> [Data provided]:
'''

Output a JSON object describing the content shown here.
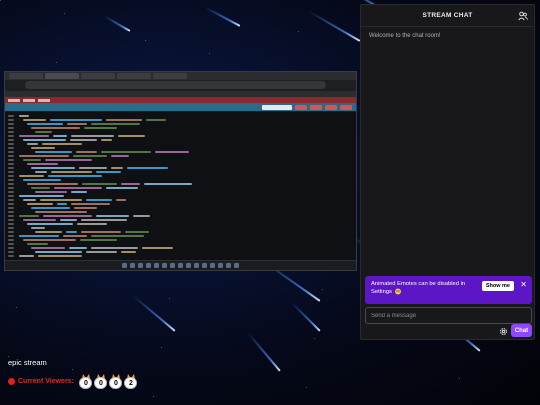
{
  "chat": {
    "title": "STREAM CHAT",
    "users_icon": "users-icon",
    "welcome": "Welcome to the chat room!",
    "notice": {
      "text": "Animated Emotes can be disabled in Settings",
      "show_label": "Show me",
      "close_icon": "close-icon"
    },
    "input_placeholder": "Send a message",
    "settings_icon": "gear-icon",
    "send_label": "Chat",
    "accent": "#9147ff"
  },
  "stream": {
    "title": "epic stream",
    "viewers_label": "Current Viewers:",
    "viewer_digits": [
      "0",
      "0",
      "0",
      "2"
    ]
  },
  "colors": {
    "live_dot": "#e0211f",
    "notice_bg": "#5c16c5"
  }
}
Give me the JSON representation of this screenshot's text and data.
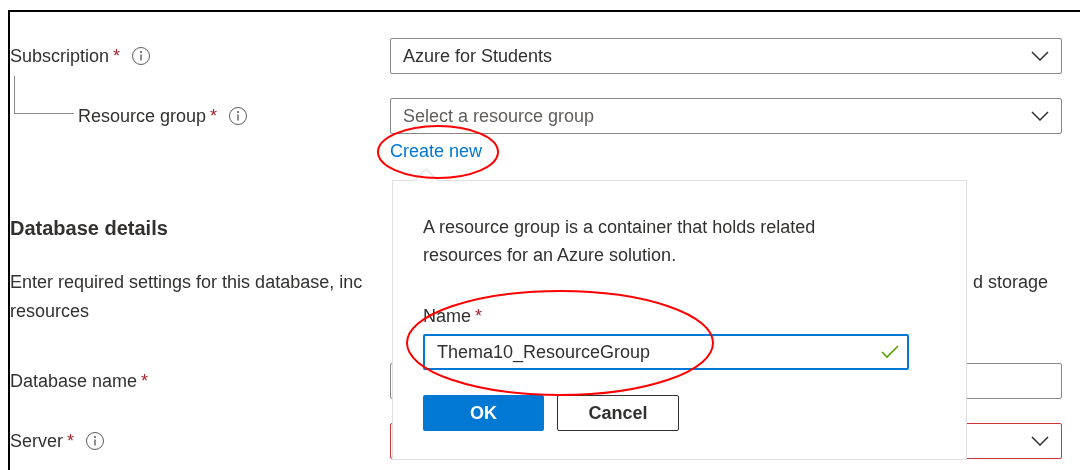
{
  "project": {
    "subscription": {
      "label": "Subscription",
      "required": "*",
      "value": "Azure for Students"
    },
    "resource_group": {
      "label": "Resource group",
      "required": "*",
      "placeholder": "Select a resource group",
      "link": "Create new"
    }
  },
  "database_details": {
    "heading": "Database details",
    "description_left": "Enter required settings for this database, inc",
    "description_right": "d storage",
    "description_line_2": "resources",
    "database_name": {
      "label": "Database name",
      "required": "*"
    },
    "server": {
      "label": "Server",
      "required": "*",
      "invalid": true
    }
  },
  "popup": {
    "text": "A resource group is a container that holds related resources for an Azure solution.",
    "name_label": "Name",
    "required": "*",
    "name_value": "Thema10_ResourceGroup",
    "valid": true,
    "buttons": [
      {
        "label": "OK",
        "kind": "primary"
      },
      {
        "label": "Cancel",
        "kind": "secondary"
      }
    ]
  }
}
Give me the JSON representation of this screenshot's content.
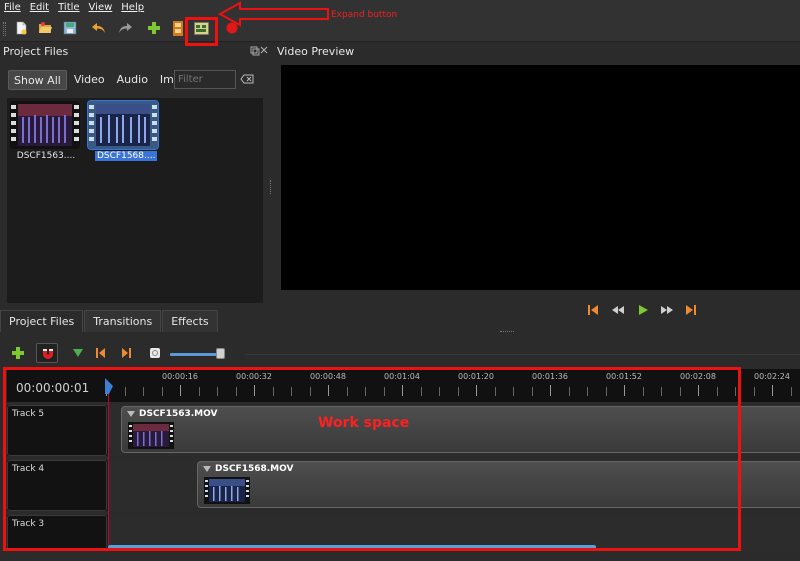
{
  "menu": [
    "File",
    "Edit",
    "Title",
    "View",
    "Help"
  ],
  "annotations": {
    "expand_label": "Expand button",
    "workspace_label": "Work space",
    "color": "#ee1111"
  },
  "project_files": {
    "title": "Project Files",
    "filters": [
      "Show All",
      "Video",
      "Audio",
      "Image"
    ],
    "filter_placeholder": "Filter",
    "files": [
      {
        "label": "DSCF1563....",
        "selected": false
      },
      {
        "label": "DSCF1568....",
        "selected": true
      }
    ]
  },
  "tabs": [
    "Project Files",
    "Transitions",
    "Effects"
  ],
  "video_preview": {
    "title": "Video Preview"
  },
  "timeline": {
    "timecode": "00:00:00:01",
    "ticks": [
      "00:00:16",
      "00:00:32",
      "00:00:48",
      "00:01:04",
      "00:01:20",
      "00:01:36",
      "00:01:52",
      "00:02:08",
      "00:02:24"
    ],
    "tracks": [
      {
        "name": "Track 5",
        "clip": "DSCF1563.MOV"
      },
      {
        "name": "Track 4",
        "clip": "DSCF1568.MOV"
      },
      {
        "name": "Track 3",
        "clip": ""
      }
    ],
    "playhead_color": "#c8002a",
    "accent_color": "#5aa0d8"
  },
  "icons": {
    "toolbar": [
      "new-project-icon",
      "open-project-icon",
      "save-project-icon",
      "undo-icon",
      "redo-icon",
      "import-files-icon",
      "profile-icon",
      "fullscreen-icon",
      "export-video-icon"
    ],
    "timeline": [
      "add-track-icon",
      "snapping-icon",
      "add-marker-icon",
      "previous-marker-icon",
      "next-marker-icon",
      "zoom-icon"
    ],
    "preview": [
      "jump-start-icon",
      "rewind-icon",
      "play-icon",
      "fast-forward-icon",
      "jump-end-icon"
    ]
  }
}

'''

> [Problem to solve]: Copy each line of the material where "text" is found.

> [Result of this task]:
      "text": "Animated Emotes can be disabled in Settings",
Give me the JSON representation of this screenshot's text and data.
    "text": "A resource group is a container that holds related resources for an Azure solution.",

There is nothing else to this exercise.